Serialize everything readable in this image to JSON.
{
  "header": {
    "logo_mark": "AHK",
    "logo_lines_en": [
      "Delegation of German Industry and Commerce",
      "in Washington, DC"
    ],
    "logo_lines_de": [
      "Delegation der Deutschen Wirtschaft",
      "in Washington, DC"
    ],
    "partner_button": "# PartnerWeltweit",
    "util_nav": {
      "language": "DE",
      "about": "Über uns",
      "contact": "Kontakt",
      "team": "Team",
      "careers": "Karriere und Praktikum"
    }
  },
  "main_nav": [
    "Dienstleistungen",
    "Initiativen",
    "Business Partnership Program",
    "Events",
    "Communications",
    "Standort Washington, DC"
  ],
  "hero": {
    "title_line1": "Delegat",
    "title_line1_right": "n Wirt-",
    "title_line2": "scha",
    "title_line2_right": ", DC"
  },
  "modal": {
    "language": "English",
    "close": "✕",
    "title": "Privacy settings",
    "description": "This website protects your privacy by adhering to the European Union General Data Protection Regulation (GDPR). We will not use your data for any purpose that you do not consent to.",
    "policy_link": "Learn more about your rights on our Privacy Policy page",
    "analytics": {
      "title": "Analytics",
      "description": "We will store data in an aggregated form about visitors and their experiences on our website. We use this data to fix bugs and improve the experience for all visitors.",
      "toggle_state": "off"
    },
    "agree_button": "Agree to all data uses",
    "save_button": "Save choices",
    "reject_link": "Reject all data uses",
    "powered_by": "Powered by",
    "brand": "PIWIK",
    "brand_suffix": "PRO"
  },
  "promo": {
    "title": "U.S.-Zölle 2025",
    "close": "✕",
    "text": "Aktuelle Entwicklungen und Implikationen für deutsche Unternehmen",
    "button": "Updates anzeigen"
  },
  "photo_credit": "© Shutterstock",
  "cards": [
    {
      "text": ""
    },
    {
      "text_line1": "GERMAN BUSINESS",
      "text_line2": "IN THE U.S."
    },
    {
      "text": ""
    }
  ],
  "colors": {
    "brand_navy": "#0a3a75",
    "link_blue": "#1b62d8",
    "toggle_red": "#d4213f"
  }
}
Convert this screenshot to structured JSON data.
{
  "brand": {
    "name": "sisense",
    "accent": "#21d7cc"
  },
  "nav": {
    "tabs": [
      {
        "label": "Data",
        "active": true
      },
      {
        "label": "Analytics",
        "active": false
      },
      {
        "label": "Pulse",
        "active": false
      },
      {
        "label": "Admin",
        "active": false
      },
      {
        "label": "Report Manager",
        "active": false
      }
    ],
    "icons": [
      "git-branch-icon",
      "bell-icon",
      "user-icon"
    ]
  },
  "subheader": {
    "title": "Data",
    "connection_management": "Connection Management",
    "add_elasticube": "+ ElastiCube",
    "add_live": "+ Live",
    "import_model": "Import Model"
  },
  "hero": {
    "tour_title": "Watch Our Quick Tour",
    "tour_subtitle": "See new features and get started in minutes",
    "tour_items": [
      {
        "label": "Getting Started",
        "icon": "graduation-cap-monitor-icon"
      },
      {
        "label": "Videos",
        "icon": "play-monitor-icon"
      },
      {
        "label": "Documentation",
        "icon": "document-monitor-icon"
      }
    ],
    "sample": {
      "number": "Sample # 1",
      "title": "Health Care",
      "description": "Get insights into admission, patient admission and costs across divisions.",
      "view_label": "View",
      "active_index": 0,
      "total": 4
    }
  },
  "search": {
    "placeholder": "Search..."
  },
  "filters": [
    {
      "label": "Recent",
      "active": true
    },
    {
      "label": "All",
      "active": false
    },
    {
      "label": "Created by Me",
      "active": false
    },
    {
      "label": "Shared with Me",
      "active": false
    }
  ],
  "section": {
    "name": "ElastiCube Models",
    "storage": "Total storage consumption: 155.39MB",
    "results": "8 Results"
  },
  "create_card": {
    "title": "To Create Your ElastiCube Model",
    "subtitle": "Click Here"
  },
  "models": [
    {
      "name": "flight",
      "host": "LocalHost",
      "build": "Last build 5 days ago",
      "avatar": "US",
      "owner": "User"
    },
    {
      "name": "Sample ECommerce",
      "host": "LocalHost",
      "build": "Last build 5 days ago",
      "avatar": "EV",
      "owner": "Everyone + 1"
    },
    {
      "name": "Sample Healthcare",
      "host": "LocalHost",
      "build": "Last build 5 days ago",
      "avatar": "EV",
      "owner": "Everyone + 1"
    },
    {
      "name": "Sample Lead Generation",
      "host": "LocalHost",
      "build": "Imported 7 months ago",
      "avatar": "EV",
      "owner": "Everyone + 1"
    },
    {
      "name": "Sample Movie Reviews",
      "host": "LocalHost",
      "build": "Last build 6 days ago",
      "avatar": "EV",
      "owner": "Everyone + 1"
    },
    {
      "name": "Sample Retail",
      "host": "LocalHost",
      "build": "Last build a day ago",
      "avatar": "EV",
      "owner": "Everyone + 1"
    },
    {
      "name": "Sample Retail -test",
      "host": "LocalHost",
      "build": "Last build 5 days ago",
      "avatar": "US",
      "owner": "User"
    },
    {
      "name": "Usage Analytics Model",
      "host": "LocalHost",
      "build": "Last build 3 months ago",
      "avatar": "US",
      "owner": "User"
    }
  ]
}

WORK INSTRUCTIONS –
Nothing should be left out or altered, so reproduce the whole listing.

EXERCISE SOLUTION –
Serialize everything readable in this image to JSON.
{
  "header": {
    "logo_mark": "AHK",
    "logo_lines_en": [
      "Delegation of German Industry and Commerce",
      "in Washington, DC"
    ],
    "logo_lines_de": [
      "Delegation der Deutschen Wirtschaft",
      "in Washington, DC"
    ],
    "partner_button": "# PartnerWeltweit",
    "util_nav": {
      "language": "DE",
      "about": "Über uns",
      "contact": "Kontakt",
      "team": "Team",
      "careers": "Karriere und Praktikum"
    }
  },
  "main_nav": [
    "Dienstleistungen",
    "Initiativen",
    "Business Partnership Program",
    "Events",
    "Communications",
    "Standort Washington, DC"
  ],
  "hero": {
    "title_line1": "Delegat",
    "title_line1_right": "n Wirt-",
    "title_line2": "scha",
    "title_line2_right": ", DC"
  },
  "modal": {
    "language": "English",
    "close": "✕",
    "title": "Privacy settings",
    "description": "This website protects your privacy by adhering to the European Union General Data Protection Regulation (GDPR). We will not use your data for any purpose that you do not consent to.",
    "policy_link": "Learn more about your rights on our Privacy Policy page",
    "analytics": {
      "title": "Analytics",
      "description": "We will store data in an aggregated form about visitors and their experiences on our website. We use this data to fix bugs and improve the experience for all visitors.",
      "toggle_state": "off"
    },
    "agree_button": "Agree to all data uses",
    "save_button": "Save choices",
    "reject_link": "Reject all data uses",
    "powered_by": "Powered by",
    "brand": "PIWIK",
    "brand_suffix": "PRO"
  },
  "promo": {
    "title": "U.S.-Zölle 2025",
    "close": "✕",
    "text": "Aktuelle Entwicklungen und Implikationen für deutsche Unternehmen",
    "button": "Updates anzeigen"
  },
  "photo_credit": "© Shutterstock",
  "cards": [
    {
      "text": ""
    },
    {
      "text_line1": "GERMAN BUSINESS",
      "text_line2": "IN THE U.S."
    },
    {
      "text": ""
    }
  ],
  "colors": {
    "brand_navy": "#0a3a75",
    "link_blue": "#1b62d8",
    "toggle_red": "#d4213f"
  }
}
Convert this screenshot to structured JSON data.
{
  "brand": {
    "name": "sisense",
    "accent": "#21d7cc"
  },
  "nav": {
    "tabs": [
      {
        "label": "Data",
        "active": true
      },
      {
        "label": "Analytics",
        "active": false
      },
      {
        "label": "Pulse",
        "active": false
      },
      {
        "label": "Admin",
        "active": false
      },
      {
        "label": "Report Manager",
        "active": false
      }
    ],
    "icons": [
      "git-branch-icon",
      "bell-icon",
      "user-icon"
    ]
  },
  "subheader": {
    "title": "Data",
    "connection_management": "Connection Management",
    "add_elasticube": "+ ElastiCube",
    "add_live": "+ Live",
    "import_model": "Import Model"
  },
  "hero": {
    "tour_title": "Watch Our Quick Tour",
    "tour_subtitle": "See new features and get started in minutes",
    "tour_items": [
      {
        "label": "Getting Started",
        "icon": "graduation-cap-monitor-icon"
      },
      {
        "label": "Videos",
        "icon": "play-monitor-icon"
      },
      {
        "label": "Documentation",
        "icon": "document-monitor-icon"
      }
    ],
    "sample": {
      "number": "Sample # 1",
      "title": "Health Care",
      "description": "Get insights into admission, patient admission and costs across divisions.",
      "view_label": "View",
      "active_index": 0,
      "total": 4
    }
  },
  "search": {
    "placeholder": "Search..."
  },
  "filters": [
    {
      "label": "Recent",
      "active": true
    },
    {
      "label": "All",
      "active": false
    },
    {
      "label": "Created by Me",
      "active": false
    },
    {
      "label": "Shared with Me",
      "active": false
    }
  ],
  "section": {
    "name": "ElastiCube Models",
    "storage": "Total storage consumption: 155.39MB",
    "results": "8 Results"
  },
  "create_card": {
    "title": "To Create Your ElastiCube Model",
    "subtitle": "Click Here"
  },
  "models": [
    {
      "name": "flight",
      "host": "LocalHost",
      "build": "Last build 5 days ago",
      "avatar": "US",
      "owner": "User"
    },
    {
      "name": "Sample ECommerce",
      "host": "LocalHost",
      "build": "Last build 5 days ago",
      "avatar": "EV",
      "owner": "Everyone + 1"
    },
    {
      "name": "Sample Healthcare",
      "host": "LocalHost",
      "build": "Last build 5 days ago",
      "avatar": "EV",
      "owner": "Everyone + 1"
    },
    {
      "name": "Sample Lead Generation",
      "host": "LocalHost",
      "build": "Imported 7 months ago",
      "avatar": "EV",
      "owner": "Everyone + 1"
    },
    {
      "name": "Sample Movie Reviews",
      "host": "LocalHost",
      "build": "Last build 6 days ago",
      "avatar": "EV",
      "owner": "Everyone + 1"
    },
    {
      "name": "Sample Retail",
      "host": "LocalHost",
      "build": "Last build a day ago",
      "avatar": "EV",
      "owner": "Everyone + 1"
    },
    {
      "name": "Sample Retail -test",
      "host": "LocalHost",
      "build": "Last build 5 days ago",
      "avatar": "US",
      "owner": "User"
    },
    {
      "name": "Usage Analytics Model",
      "host": "LocalHost",
      "build": "Last build 3 months ago",
      "avatar": "US",
      "owner": "User"
    }
  ]
}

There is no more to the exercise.